WORK INSTRUCTION:
Before copying, remove every picture, and then repeat all entries below precisely as written.

-- Opening Marker --

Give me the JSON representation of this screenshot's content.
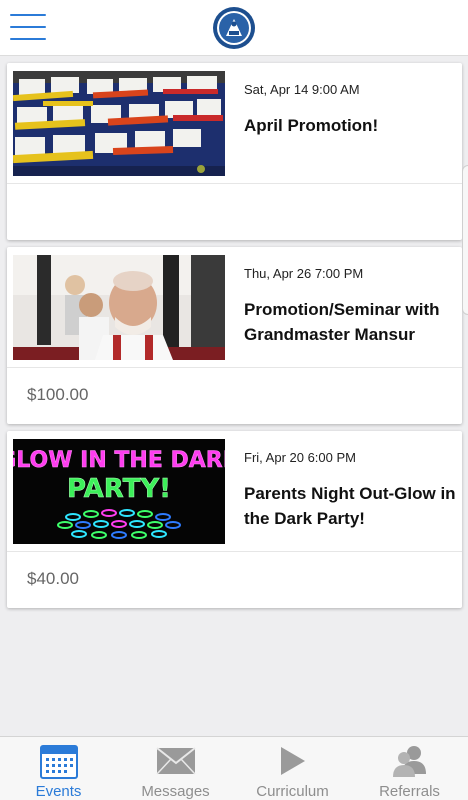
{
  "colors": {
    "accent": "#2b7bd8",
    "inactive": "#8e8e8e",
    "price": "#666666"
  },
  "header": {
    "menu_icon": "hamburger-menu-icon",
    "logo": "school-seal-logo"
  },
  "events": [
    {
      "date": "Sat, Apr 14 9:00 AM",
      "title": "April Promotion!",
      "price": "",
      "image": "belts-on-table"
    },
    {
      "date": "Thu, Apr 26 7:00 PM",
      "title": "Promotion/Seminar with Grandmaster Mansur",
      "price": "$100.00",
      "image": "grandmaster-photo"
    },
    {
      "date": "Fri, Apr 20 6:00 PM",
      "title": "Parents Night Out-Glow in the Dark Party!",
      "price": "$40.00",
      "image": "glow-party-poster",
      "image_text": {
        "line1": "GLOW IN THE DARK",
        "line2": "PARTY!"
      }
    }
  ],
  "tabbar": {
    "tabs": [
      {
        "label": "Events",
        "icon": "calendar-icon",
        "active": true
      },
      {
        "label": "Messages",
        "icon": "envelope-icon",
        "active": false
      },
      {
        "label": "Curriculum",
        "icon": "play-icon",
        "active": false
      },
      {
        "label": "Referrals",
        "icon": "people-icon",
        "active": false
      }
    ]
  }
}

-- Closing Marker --

TASK RESPONSE:
Give me the JSON representation of this screenshot's content.
{
  "colors": {
    "accent": "#2b7bd8",
    "inactive": "#8e8e8e",
    "price": "#666666"
  },
  "header": {
    "menu_icon": "hamburger-menu-icon",
    "logo": "school-seal-logo"
  },
  "events": [
    {
      "date": "Sat, Apr 14 9:00 AM",
      "title": "April Promotion!",
      "price": "",
      "image": "belts-on-table"
    },
    {
      "date": "Thu, Apr 26 7:00 PM",
      "title": "Promotion/Seminar with Grandmaster Mansur",
      "price": "$100.00",
      "image": "grandmaster-photo"
    },
    {
      "date": "Fri, Apr 20 6:00 PM",
      "title": "Parents Night Out-Glow in the Dark Party!",
      "price": "$40.00",
      "image": "glow-party-poster",
      "image_text": {
        "line1": "GLOW IN THE DARK",
        "line2": "PARTY!"
      }
    }
  ],
  "tabbar": {
    "tabs": [
      {
        "label": "Events",
        "icon": "calendar-icon",
        "active": true
      },
      {
        "label": "Messages",
        "icon": "envelope-icon",
        "active": false
      },
      {
        "label": "Curriculum",
        "icon": "play-icon",
        "active": false
      },
      {
        "label": "Referrals",
        "icon": "people-icon",
        "active": false
      }
    ]
  }
}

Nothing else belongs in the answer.